(Records from a collection)
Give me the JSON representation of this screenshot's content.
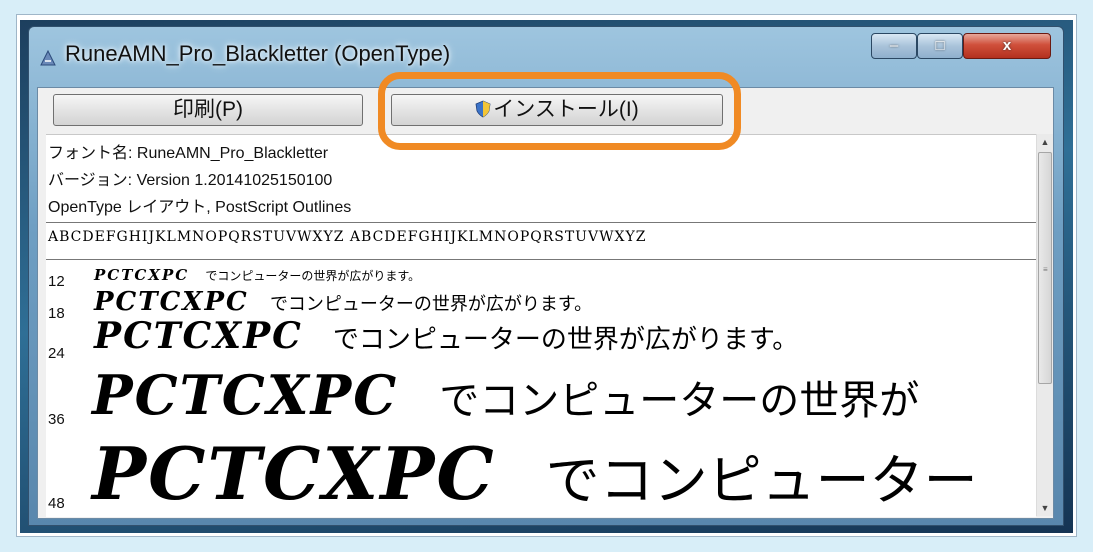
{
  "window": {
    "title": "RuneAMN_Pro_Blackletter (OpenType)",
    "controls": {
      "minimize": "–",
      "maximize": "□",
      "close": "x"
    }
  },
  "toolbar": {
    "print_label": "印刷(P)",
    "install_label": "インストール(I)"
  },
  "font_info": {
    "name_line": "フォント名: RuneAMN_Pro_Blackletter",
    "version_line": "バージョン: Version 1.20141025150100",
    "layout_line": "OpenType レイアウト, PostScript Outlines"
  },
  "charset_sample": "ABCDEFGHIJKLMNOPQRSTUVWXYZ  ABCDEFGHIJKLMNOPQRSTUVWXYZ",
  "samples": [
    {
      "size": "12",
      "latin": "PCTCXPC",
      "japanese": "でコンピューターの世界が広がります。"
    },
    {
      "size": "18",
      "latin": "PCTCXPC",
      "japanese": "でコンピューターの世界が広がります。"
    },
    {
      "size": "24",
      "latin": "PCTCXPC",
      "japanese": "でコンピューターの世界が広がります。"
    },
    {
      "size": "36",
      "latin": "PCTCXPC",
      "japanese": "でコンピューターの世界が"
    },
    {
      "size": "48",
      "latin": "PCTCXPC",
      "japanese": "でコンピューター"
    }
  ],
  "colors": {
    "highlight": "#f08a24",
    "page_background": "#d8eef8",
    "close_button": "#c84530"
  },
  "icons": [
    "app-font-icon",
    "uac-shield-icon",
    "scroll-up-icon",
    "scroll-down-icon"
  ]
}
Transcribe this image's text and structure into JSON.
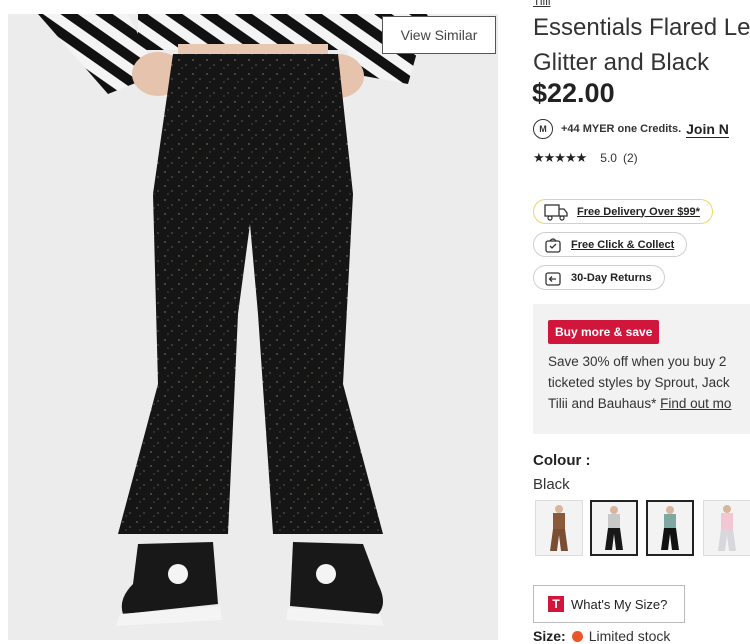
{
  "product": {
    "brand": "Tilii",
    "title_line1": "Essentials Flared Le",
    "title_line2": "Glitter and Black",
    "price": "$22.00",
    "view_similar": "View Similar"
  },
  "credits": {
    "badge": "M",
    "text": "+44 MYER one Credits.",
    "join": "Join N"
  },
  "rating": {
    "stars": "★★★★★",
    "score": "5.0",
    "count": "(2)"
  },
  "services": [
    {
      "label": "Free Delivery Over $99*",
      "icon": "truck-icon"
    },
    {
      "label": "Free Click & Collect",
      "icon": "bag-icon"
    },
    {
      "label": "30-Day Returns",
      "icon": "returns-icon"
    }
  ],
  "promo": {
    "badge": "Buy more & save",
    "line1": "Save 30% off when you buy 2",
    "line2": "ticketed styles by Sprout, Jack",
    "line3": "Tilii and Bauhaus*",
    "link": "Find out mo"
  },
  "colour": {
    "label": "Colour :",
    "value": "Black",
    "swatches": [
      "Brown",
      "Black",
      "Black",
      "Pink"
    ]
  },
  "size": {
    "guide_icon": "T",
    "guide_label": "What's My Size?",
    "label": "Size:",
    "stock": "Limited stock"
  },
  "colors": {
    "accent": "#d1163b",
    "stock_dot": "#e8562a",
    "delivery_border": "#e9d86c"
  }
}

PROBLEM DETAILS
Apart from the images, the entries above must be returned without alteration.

ANSWER BOX
Give me the JSON representation of this screenshot's content.
{
  "window": {
    "title": "RuneAMN_Pro_Blackletter (OpenType)",
    "controls": {
      "minimize": "–",
      "maximize": "□",
      "close": "x"
    }
  },
  "toolbar": {
    "print_label": "印刷(P)",
    "install_label": "インストール(I)"
  },
  "font_info": {
    "name_line": "フォント名: RuneAMN_Pro_Blackletter",
    "version_line": "バージョン: Version 1.20141025150100",
    "layout_line": "OpenType レイアウト, PostScript Outlines"
  },
  "charset_sample": "ABCDEFGHIJKLMNOPQRSTUVWXYZ  ABCDEFGHIJKLMNOPQRSTUVWXYZ",
  "samples": [
    {
      "size": "12",
      "latin": "PCTCXPC",
      "japanese": "でコンピューターの世界が広がります。"
    },
    {
      "size": "18",
      "latin": "PCTCXPC",
      "japanese": "でコンピューターの世界が広がります。"
    },
    {
      "size": "24",
      "latin": "PCTCXPC",
      "japanese": "でコンピューターの世界が広がります。"
    },
    {
      "size": "36",
      "latin": "PCTCXPC",
      "japanese": "でコンピューターの世界が"
    },
    {
      "size": "48",
      "latin": "PCTCXPC",
      "japanese": "でコンピューター"
    }
  ],
  "colors": {
    "highlight": "#f08a24",
    "page_background": "#d8eef8",
    "close_button": "#c84530"
  },
  "icons": [
    "app-font-icon",
    "uac-shield-icon",
    "scroll-up-icon",
    "scroll-down-icon"
  ]
}
Transcribe this image's text and structure into JSON.
{
  "product": {
    "brand": "Tilii",
    "title_line1": "Essentials Flared Le",
    "title_line2": "Glitter and Black",
    "price": "$22.00",
    "view_similar": "View Similar"
  },
  "credits": {
    "badge": "M",
    "text": "+44 MYER one Credits.",
    "join": "Join N"
  },
  "rating": {
    "stars": "★★★★★",
    "score": "5.0",
    "count": "(2)"
  },
  "services": [
    {
      "label": "Free Delivery Over $99*",
      "icon": "truck-icon"
    },
    {
      "label": "Free Click & Collect",
      "icon": "bag-icon"
    },
    {
      "label": "30-Day Returns",
      "icon": "returns-icon"
    }
  ],
  "promo": {
    "badge": "Buy more & save",
    "line1": "Save 30% off when you buy 2",
    "line2": "ticketed styles by Sprout, Jack",
    "line3": "Tilii and Bauhaus*",
    "link": "Find out mo"
  },
  "colour": {
    "label": "Colour :",
    "value": "Black",
    "swatches": [
      "Brown",
      "Black",
      "Black",
      "Pink"
    ]
  },
  "size": {
    "guide_icon": "T",
    "guide_label": "What's My Size?",
    "label": "Size:",
    "stock": "Limited stock"
  },
  "colors": {
    "accent": "#d1163b",
    "stock_dot": "#e8562a",
    "delivery_border": "#e9d86c"
  }
}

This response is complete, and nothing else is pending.